PROVIDED INFORMATION.
•••
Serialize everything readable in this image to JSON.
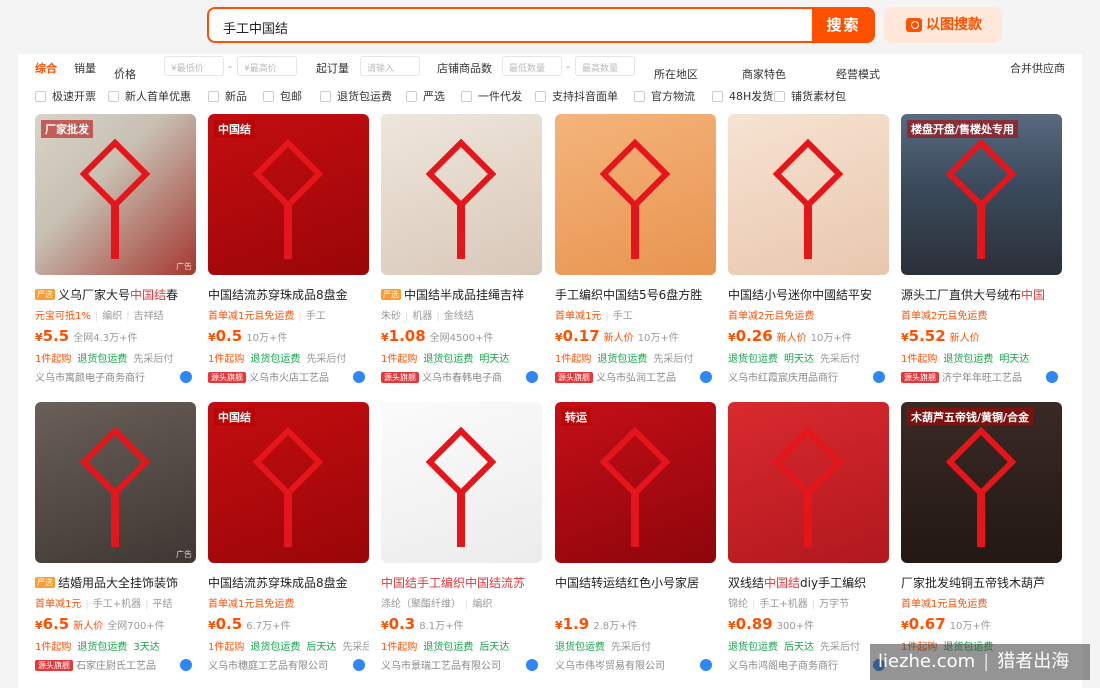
{
  "search": {
    "query": "手工中国结",
    "button": "搜索",
    "image_search": "以图搜款"
  },
  "sort": {
    "items": [
      "综合",
      "销量",
      "价格"
    ],
    "price_min": "¥最低价",
    "price_max": "¥最高价",
    "moq_label": "起订量",
    "moq_placeholder": "请输入",
    "shop_goods_label": "店铺商品数",
    "shop_min": "最低数量",
    "shop_max": "最高数量",
    "region": "所在地区",
    "merchant": "商家特色",
    "mode": "经营模式",
    "supplier": "合并供应商"
  },
  "checks": [
    "极速开票",
    "新人首单优惠",
    "新品",
    "包邮",
    "退货包运费",
    "严选",
    "一件代发",
    "支持抖音面单",
    "官方物流",
    "48H发货",
    "铺货素材包"
  ],
  "products": [
    {
      "tag": "严选",
      "title_pre": "义乌厂家大号",
      "title_hl": "中国结",
      "title_post": "春",
      "sub": [
        "元宝可抵1%",
        "编织",
        "吉祥结"
      ],
      "price": "5.5",
      "meta": "全网4.3万+件",
      "svc": [
        "1件起购",
        "退货包运费",
        "先采后付"
      ],
      "shop": "义乌市寓颜电子商务商行",
      "badge": "",
      "img_text": "厂家批发",
      "ad": "广告"
    },
    {
      "tag": "",
      "title_pre": "中国结流苏穿珠成品8盘金",
      "title_hl": "",
      "title_post": "",
      "sub": [
        "首单减1元且免运费",
        "手工"
      ],
      "price": "0.5",
      "meta": "10万+件",
      "svc": [
        "1件起购",
        "退货包运费",
        "先采后付"
      ],
      "shop": "义乌市火店工艺品",
      "badge": "源头旗舰",
      "img_text": "中国结",
      "ad": ""
    },
    {
      "tag": "严选",
      "title_pre": "中国结半成品挂绳吉祥",
      "title_hl": "",
      "title_post": "",
      "sub": [
        "朱砂",
        "机器",
        "金线结"
      ],
      "price": "1.08",
      "meta": "全网4500+件",
      "svc": [
        "1件起购",
        "退货包运费",
        "明天达"
      ],
      "shop": "义乌市春韩电子商",
      "badge": "源头旗舰",
      "img_text": "",
      "ad": ""
    },
    {
      "tag": "",
      "title_pre": "手工编织中国结5号6盘方胜",
      "title_hl": "",
      "title_post": "",
      "sub": [
        "首单减1元",
        "手工"
      ],
      "price": "0.17",
      "meta": "新人价",
      "meta2": "10万+件",
      "svc": [
        "1件起购",
        "退货包运费",
        "先采后付"
      ],
      "shop": "义乌市弘润工艺品",
      "badge": "源头旗舰",
      "img_text": "",
      "ad": ""
    },
    {
      "tag": "",
      "title_pre": "中国结小号迷你中國結平安",
      "title_hl": "",
      "title_post": "",
      "sub": [
        "首单减2元且免运费"
      ],
      "price": "0.26",
      "meta": "新人价",
      "meta2": "10万+件",
      "svc": [
        "退货包运费",
        "明天达",
        "先采后付"
      ],
      "shop": "义乌市红霞宸庆用品商行",
      "badge": "",
      "img_text": "",
      "ad": ""
    },
    {
      "tag": "",
      "title_pre": "源头工厂直供大号绒布",
      "title_hl": "中国",
      "title_post": "",
      "sub": [
        "首单减2元且免运费"
      ],
      "price": "5.52",
      "meta": "新人价",
      "svc": [
        "1件起购",
        "退货包运费",
        "明天达"
      ],
      "shop": "济宁年年旺工艺品",
      "badge": "源头旗舰",
      "img_text": "楼盘开盘/售楼处专用",
      "ad": ""
    },
    {
      "tag": "严选",
      "title_pre": "结婚用品大全挂饰装饰",
      "title_hl": "",
      "title_post": "",
      "sub": [
        "首单减1元",
        "手工+机器",
        "平结"
      ],
      "price": "6.5",
      "meta": "新人价",
      "meta2": "全网700+件",
      "svc": [
        "1件起购",
        "退货包运费",
        "3天达"
      ],
      "shop": "石家庄尉氏工艺品",
      "badge": "源头旗舰",
      "img_text": "",
      "ad": "广告"
    },
    {
      "tag": "",
      "title_pre": "中国结流苏穿珠成品8盘金",
      "title_hl": "",
      "title_post": "",
      "sub": [
        "首单减1元且免运费"
      ],
      "price": "0.5",
      "meta": "6.7万+件",
      "svc": [
        "1件起购",
        "退货包运费",
        "后天达",
        "先采后付"
      ],
      "shop": "义乌市穗庭工艺品有限公司",
      "badge": "",
      "img_text": "中国结",
      "ad": ""
    },
    {
      "tag": "",
      "title_pre": "",
      "title_hl": "中国结手工编织中国结流苏",
      "title_post": "",
      "sub": [
        "涤纶（聚酯纤维）",
        "编织"
      ],
      "price": "0.3",
      "meta": "8.1万+件",
      "svc": [
        "1件起购",
        "退货包运费",
        "后天达"
      ],
      "shop": "义乌市景瑞工艺品有限公司",
      "badge": "",
      "img_text": "",
      "ad": ""
    },
    {
      "tag": "",
      "title_pre": "中国结转运结红色小号家居",
      "title_hl": "",
      "title_post": "",
      "sub": [],
      "price": "1.9",
      "meta": "2.8万+件",
      "svc": [
        "退货包运费",
        "先采后付"
      ],
      "shop": "义乌市伟岑贸易有限公司",
      "badge": "",
      "img_text": "转运",
      "ad": ""
    },
    {
      "tag": "",
      "title_pre": "双线结",
      "title_hl": "中国结",
      "title_post": "diy手工编织",
      "sub": [
        "锦纶",
        "手工+机器",
        "万字节"
      ],
      "price": "0.89",
      "meta": "300+件",
      "svc": [
        "退货包运费",
        "后天达",
        "先采后付"
      ],
      "shop": "义乌市鸿阁电子商务商行",
      "badge": "",
      "img_text": "",
      "ad": ""
    },
    {
      "tag": "",
      "title_pre": "厂家批发纯铜五帝钱木葫芦",
      "title_hl": "",
      "title_post": "",
      "sub": [
        "首单减1元且免运费"
      ],
      "price": "0.67",
      "meta": "10万+件",
      "svc": [
        "1件起购",
        "退货包运费"
      ],
      "shop": "",
      "badge": "",
      "img_text": "木葫芦五帝钱/黄铜/合金",
      "ad": ""
    }
  ],
  "watermark": {
    "left": "liezhe.com",
    "right": "猎者出海"
  }
}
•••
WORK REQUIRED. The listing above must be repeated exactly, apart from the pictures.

SOLUTION BELOW.
Serialize everything readable in this image to JSON.
{
  "search": {
    "query": "手工中国结",
    "button": "搜索",
    "image_search": "以图搜款"
  },
  "sort": {
    "items": [
      "综合",
      "销量",
      "价格"
    ],
    "price_min": "¥最低价",
    "price_max": "¥最高价",
    "moq_label": "起订量",
    "moq_placeholder": "请输入",
    "shop_goods_label": "店铺商品数",
    "shop_min": "最低数量",
    "shop_max": "最高数量",
    "region": "所在地区",
    "merchant": "商家特色",
    "mode": "经营模式",
    "supplier": "合并供应商"
  },
  "checks": [
    "极速开票",
    "新人首单优惠",
    "新品",
    "包邮",
    "退货包运费",
    "严选",
    "一件代发",
    "支持抖音面单",
    "官方物流",
    "48H发货",
    "铺货素材包"
  ],
  "products": [
    {
      "tag": "严选",
      "title_pre": "义乌厂家大号",
      "title_hl": "中国结",
      "title_post": "春",
      "sub": [
        "元宝可抵1%",
        "编织",
        "吉祥结"
      ],
      "price": "5.5",
      "meta": "全网4.3万+件",
      "svc": [
        "1件起购",
        "退货包运费",
        "先采后付"
      ],
      "shop": "义乌市寓颜电子商务商行",
      "badge": "",
      "img_text": "厂家批发",
      "ad": "广告"
    },
    {
      "tag": "",
      "title_pre": "中国结流苏穿珠成品8盘金",
      "title_hl": "",
      "title_post": "",
      "sub": [
        "首单减1元且免运费",
        "手工"
      ],
      "price": "0.5",
      "meta": "10万+件",
      "svc": [
        "1件起购",
        "退货包运费",
        "先采后付"
      ],
      "shop": "义乌市火店工艺品",
      "badge": "源头旗舰",
      "img_text": "中国结",
      "ad": ""
    },
    {
      "tag": "严选",
      "title_pre": "中国结半成品挂绳吉祥",
      "title_hl": "",
      "title_post": "",
      "sub": [
        "朱砂",
        "机器",
        "金线结"
      ],
      "price": "1.08",
      "meta": "全网4500+件",
      "svc": [
        "1件起购",
        "退货包运费",
        "明天达"
      ],
      "shop": "义乌市春韩电子商",
      "badge": "源头旗舰",
      "img_text": "",
      "ad": ""
    },
    {
      "tag": "",
      "title_pre": "手工编织中国结5号6盘方胜",
      "title_hl": "",
      "title_post": "",
      "sub": [
        "首单减1元",
        "手工"
      ],
      "price": "0.17",
      "meta": "新人价",
      "meta2": "10万+件",
      "svc": [
        "1件起购",
        "退货包运费",
        "先采后付"
      ],
      "shop": "义乌市弘润工艺品",
      "badge": "源头旗舰",
      "img_text": "",
      "ad": ""
    },
    {
      "tag": "",
      "title_pre": "中国结小号迷你中國結平安",
      "title_hl": "",
      "title_post": "",
      "sub": [
        "首单减2元且免运费"
      ],
      "price": "0.26",
      "meta": "新人价",
      "meta2": "10万+件",
      "svc": [
        "退货包运费",
        "明天达",
        "先采后付"
      ],
      "shop": "义乌市红霞宸庆用品商行",
      "badge": "",
      "img_text": "",
      "ad": ""
    },
    {
      "tag": "",
      "title_pre": "源头工厂直供大号绒布",
      "title_hl": "中国",
      "title_post": "",
      "sub": [
        "首单减2元且免运费"
      ],
      "price": "5.52",
      "meta": "新人价",
      "svc": [
        "1件起购",
        "退货包运费",
        "明天达"
      ],
      "shop": "济宁年年旺工艺品",
      "badge": "源头旗舰",
      "img_text": "楼盘开盘/售楼处专用",
      "ad": ""
    },
    {
      "tag": "严选",
      "title_pre": "结婚用品大全挂饰装饰",
      "title_hl": "",
      "title_post": "",
      "sub": [
        "首单减1元",
        "手工+机器",
        "平结"
      ],
      "price": "6.5",
      "meta": "新人价",
      "meta2": "全网700+件",
      "svc": [
        "1件起购",
        "退货包运费",
        "3天达"
      ],
      "shop": "石家庄尉氏工艺品",
      "badge": "源头旗舰",
      "img_text": "",
      "ad": "广告"
    },
    {
      "tag": "",
      "title_pre": "中国结流苏穿珠成品8盘金",
      "title_hl": "",
      "title_post": "",
      "sub": [
        "首单减1元且免运费"
      ],
      "price": "0.5",
      "meta": "6.7万+件",
      "svc": [
        "1件起购",
        "退货包运费",
        "后天达",
        "先采后付"
      ],
      "shop": "义乌市穗庭工艺品有限公司",
      "badge": "",
      "img_text": "中国结",
      "ad": ""
    },
    {
      "tag": "",
      "title_pre": "",
      "title_hl": "中国结手工编织中国结流苏",
      "title_post": "",
      "sub": [
        "涤纶（聚酯纤维）",
        "编织"
      ],
      "price": "0.3",
      "meta": "8.1万+件",
      "svc": [
        "1件起购",
        "退货包运费",
        "后天达"
      ],
      "shop": "义乌市景瑞工艺品有限公司",
      "badge": "",
      "img_text": "",
      "ad": ""
    },
    {
      "tag": "",
      "title_pre": "中国结转运结红色小号家居",
      "title_hl": "",
      "title_post": "",
      "sub": [],
      "price": "1.9",
      "meta": "2.8万+件",
      "svc": [
        "退货包运费",
        "先采后付"
      ],
      "shop": "义乌市伟岑贸易有限公司",
      "badge": "",
      "img_text": "转运",
      "ad": ""
    },
    {
      "tag": "",
      "title_pre": "双线结",
      "title_hl": "中国结",
      "title_post": "diy手工编织",
      "sub": [
        "锦纶",
        "手工+机器",
        "万字节"
      ],
      "price": "0.89",
      "meta": "300+件",
      "svc": [
        "退货包运费",
        "后天达",
        "先采后付"
      ],
      "shop": "义乌市鸿阁电子商务商行",
      "badge": "",
      "img_text": "",
      "ad": ""
    },
    {
      "tag": "",
      "title_pre": "厂家批发纯铜五帝钱木葫芦",
      "title_hl": "",
      "title_post": "",
      "sub": [
        "首单减1元且免运费"
      ],
      "price": "0.67",
      "meta": "10万+件",
      "svc": [
        "1件起购",
        "退货包运费"
      ],
      "shop": "",
      "badge": "",
      "img_text": "木葫芦五帝钱/黄铜/合金",
      "ad": ""
    }
  ],
  "watermark": {
    "left": "liezhe.com",
    "right": "猎者出海"
  }
}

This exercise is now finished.